■ Activity ■
Copy all records verbatim.

Dataset rows for apps and sites:
- Opening Delimiter -

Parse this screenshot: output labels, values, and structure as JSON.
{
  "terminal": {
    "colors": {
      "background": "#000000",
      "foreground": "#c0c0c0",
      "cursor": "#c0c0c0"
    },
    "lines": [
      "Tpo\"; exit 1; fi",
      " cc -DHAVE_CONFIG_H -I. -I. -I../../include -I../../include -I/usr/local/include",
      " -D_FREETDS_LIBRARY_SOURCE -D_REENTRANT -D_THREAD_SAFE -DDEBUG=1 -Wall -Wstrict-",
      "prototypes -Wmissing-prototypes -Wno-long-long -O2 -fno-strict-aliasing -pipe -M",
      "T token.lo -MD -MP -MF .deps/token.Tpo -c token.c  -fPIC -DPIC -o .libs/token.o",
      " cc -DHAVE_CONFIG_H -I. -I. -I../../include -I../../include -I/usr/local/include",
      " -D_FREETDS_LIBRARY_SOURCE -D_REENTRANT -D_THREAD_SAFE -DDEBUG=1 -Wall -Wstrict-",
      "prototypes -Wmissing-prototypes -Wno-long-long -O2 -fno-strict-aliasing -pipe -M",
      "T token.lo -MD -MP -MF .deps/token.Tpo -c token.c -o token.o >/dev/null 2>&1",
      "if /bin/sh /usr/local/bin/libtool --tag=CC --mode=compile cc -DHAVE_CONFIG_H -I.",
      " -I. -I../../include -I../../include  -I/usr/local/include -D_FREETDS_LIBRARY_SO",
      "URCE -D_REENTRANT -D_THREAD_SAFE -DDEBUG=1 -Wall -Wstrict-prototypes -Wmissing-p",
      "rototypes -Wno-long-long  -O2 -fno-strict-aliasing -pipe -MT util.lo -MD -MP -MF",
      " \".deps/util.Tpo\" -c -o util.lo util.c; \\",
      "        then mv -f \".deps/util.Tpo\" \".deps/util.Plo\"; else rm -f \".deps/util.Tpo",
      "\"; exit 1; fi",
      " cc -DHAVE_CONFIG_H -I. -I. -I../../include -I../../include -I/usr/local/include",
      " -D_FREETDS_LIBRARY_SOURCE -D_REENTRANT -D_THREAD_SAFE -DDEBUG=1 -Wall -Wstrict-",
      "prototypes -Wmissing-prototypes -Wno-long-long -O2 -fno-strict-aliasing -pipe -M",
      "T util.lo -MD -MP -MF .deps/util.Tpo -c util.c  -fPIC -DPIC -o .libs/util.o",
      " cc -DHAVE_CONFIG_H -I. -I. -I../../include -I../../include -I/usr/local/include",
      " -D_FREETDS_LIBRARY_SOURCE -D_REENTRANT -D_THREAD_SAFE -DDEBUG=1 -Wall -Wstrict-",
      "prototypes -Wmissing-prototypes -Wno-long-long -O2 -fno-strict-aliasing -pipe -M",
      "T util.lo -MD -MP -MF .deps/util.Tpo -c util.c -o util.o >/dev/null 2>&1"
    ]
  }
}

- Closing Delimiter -

■ Written response ■
Parse this screenshot: output labels, values, and structure as JSON.
{
  "terminal": {
    "colors": {
      "background": "#000000",
      "foreground": "#c0c0c0",
      "cursor": "#c0c0c0"
    },
    "lines": [
      "Tpo\"; exit 1; fi",
      " cc -DHAVE_CONFIG_H -I. -I. -I../../include -I../../include -I/usr/local/include",
      " -D_FREETDS_LIBRARY_SOURCE -D_REENTRANT -D_THREAD_SAFE -DDEBUG=1 -Wall -Wstrict-",
      "prototypes -Wmissing-prototypes -Wno-long-long -O2 -fno-strict-aliasing -pipe -M",
      "T token.lo -MD -MP -MF .deps/token.Tpo -c token.c  -fPIC -DPIC -o .libs/token.o",
      " cc -DHAVE_CONFIG_H -I. -I. -I../../include -I../../include -I/usr/local/include",
      " -D_FREETDS_LIBRARY_SOURCE -D_REENTRANT -D_THREAD_SAFE -DDEBUG=1 -Wall -Wstrict-",
      "prototypes -Wmissing-prototypes -Wno-long-long -O2 -fno-strict-aliasing -pipe -M",
      "T token.lo -MD -MP -MF .deps/token.Tpo -c token.c -o token.o >/dev/null 2>&1",
      "if /bin/sh /usr/local/bin/libtool --tag=CC --mode=compile cc -DHAVE_CONFIG_H -I.",
      " -I. -I../../include -I../../include  -I/usr/local/include -D_FREETDS_LIBRARY_SO",
      "URCE -D_REENTRANT -D_THREAD_SAFE -DDEBUG=1 -Wall -Wstrict-prototypes -Wmissing-p",
      "rototypes -Wno-long-long  -O2 -fno-strict-aliasing -pipe -MT util.lo -MD -MP -MF",
      " \".deps/util.Tpo\" -c -o util.lo util.c; \\",
      "        then mv -f \".deps/util.Tpo\" \".deps/util.Plo\"; else rm -f \".deps/util.Tpo",
      "\"; exit 1; fi",
      " cc -DHAVE_CONFIG_H -I. -I. -I../../include -I../../include -I/usr/local/include",
      " -D_FREETDS_LIBRARY_SOURCE -D_REENTRANT -D_THREAD_SAFE -DDEBUG=1 -Wall -Wstrict-",
      "prototypes -Wmissing-prototypes -Wno-long-long -O2 -fno-strict-aliasing -pipe -M",
      "T util.lo -MD -MP -MF .deps/util.Tpo -c util.c  -fPIC -DPIC -o .libs/util.o",
      " cc -DHAVE_CONFIG_H -I. -I. -I../../include -I../../include -I/usr/local/include",
      " -D_FREETDS_LIBRARY_SOURCE -D_REENTRANT -D_THREAD_SAFE -DDEBUG=1 -Wall -Wstrict-",
      "prototypes -Wmissing-prototypes -Wno-long-long -O2 -fno-strict-aliasing -pipe -M",
      "T util.lo -MD -MP -MF .deps/util.Tpo -c util.c -o util.o >/dev/null 2>&1"
    ]
  }
}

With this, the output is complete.